If we’re talking oily bits, this is essentially the same car as the Porsche 718 Cayman GT4 featured on the preceding pages. Unlike the previous-gen Boxster Spyder, which was basically a spin-off from the lesser Boxster GTS, this time around the chop-top roadster gets the full Porsche motorsport division treatment, meaning it scores the same delectable 4.0-litre flat-six motor, 911 GT3-derived suspension, mega brakes and sticky Michelin Pilot Sport Cup 2 rubber as the 718 Cayman GT4.
The only performance-related element the Spyder misses out on is the hardcore aero kit — comprising an aggressive front splitter and fixed rear wing — that endows the Cayman GT4 with the high-speed downforce it needs for max-attack laps at the Nurburgring Nordschleife. So, the gist of it is that the Spyder is every bit the serious driver’s car the Cayman GT4 is, but its focus is more on design purity and real-world enjoyment than shaving the last few tenths off lap times.
In our view, the more restrained aero package works well on the Boxster Spyder, which has lovely proportions, made all the better by the neatly integrated ducktail rear spoiler and twin humps aft of each passenger.
The Boxster Spyder has the same 414bhp/420Nm outputs as the Cayman GT4, and it also weighs the same at 1,420kg, so it’s no surprise it matches the 4.4sec 0-100kph split of the latter. That said, top speed is marginally lower at 301kph, but that’s largely academic anyway.
Clearly, it’s a fast car, but I’m going to bust out a cliché and suggest it’s a scalpel rather than a sledgehammer. The Spyder doesn’t bludgeon you in the way a 911 GT2 RS does, but its forte is how cohesively all its wonderful ingredients come together to make for one of the best experiences you could have on four wheels. Pin-sharp steering and perfectly balanced chassis complement that free-spinning flat-six motor that yowls its way to 8,000rpm.
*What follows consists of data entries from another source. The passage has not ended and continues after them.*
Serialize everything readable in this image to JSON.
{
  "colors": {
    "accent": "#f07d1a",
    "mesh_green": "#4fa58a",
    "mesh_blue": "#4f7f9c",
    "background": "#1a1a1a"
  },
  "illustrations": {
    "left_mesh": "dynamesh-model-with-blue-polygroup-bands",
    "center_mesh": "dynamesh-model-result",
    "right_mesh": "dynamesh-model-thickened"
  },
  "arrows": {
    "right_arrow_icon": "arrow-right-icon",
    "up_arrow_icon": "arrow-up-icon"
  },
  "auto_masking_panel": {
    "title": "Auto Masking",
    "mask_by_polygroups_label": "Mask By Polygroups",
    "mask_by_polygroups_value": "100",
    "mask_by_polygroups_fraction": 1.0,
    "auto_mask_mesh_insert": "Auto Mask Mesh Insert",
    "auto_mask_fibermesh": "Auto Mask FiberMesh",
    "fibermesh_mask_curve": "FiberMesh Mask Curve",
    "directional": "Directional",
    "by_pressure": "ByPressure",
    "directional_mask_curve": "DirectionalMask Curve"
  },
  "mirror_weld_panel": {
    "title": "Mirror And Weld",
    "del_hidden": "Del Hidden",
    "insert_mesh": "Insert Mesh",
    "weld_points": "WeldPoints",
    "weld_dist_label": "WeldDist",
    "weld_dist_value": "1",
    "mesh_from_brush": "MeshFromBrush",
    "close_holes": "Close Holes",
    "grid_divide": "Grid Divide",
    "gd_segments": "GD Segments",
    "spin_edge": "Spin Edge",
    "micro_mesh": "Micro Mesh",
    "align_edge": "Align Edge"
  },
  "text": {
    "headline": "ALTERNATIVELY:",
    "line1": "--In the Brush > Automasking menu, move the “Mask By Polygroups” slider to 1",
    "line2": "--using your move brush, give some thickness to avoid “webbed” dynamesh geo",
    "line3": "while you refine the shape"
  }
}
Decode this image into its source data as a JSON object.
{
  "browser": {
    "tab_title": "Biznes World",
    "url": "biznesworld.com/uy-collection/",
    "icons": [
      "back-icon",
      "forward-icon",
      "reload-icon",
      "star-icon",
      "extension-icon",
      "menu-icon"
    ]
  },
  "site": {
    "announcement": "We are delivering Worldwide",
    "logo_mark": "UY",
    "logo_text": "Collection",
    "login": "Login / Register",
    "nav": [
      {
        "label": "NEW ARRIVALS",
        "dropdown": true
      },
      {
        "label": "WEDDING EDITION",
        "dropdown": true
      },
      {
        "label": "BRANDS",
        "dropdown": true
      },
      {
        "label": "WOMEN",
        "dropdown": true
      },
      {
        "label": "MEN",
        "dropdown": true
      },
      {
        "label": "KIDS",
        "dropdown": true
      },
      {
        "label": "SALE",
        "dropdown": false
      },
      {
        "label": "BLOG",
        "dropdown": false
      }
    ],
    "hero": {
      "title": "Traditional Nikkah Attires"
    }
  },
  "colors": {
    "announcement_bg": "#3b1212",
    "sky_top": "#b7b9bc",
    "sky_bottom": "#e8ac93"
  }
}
There’s also the same ultra-slick six-speed manual as the Cayman GT4, and it what it all adds up to is a supremely involving and tactile device that’s just made for carving up winding roads. As it turns out, we’re presented with an abundance of these at the international launch as the drive route takes us across breathtaking stretches of the Scottish Highlands. Many roads we blast across are extremely narrow, so the Spyder’s compact dimensions and precision/adjustability come to the fore here.
The standard 718 Boxster’s four-cylinder turbo powerplant has a somewhat anaemic ‘dak dak’ soundtrack, but there’s little to fault in the car as a whole. It’s a razor-sharp driving tool. The Spyder ups the ante via the same 911 GT3-derived front suspension and huge stoppers — steel rotors are standard, carbon-ceramic optional — used by the Cayman GT4 so its backroad pace is nothing if not dizzying. The ABS and stability-control programming are RS-spec, too, so you can take full advantage of the Spyder’s cornering grip and balance. Then there’s that magnificently vocal naturally aspirated flat-six motor, which can be fully savoured in alfresco mode.
Unfortunately, the weather today is somewhat grey and drizzly, which means we only go topless for a brief period when the precipitation abates. One thing to note is that lowering or raising the top is a slightly laborious affair that requires you to get out of the car and fiddle with various clips and latches (no single push-button solution here), so it’s best to decide whether you’re going top-up or top-down before you set off on your journey.
Naturally, the fact the Boxster Spyder loses out on the structural rigidity provided by a hardtop roof means it’s ultimately not as taut as the Cayman GT4, but you won’t notice that out in the real world. There’s no scuttle shake (a telltale sign of the chassis flexing across diagonal bumps), although the lower, stiffer suspension does mean ride quality is less than cossetting on lumpy tarmac. This obviously won’t be a major issue on our roads, which, for the most part, are billiard-table smooth.
Its orientation might be slightly different to the Cayman GT4, but the Boxster Spyder is every bit as satisfying to punt as its more track-focused sibling. There are few roadsters out there that can match its finely-honed edge and sheer visceral appeal — even the most hardcore versions of the Jaguar F-Type and new BMW Z4 don’t get there. In fact, you’d need to look at convertibles costing double or more to equal the topless thrills served up by the 718 Boxster Spyder.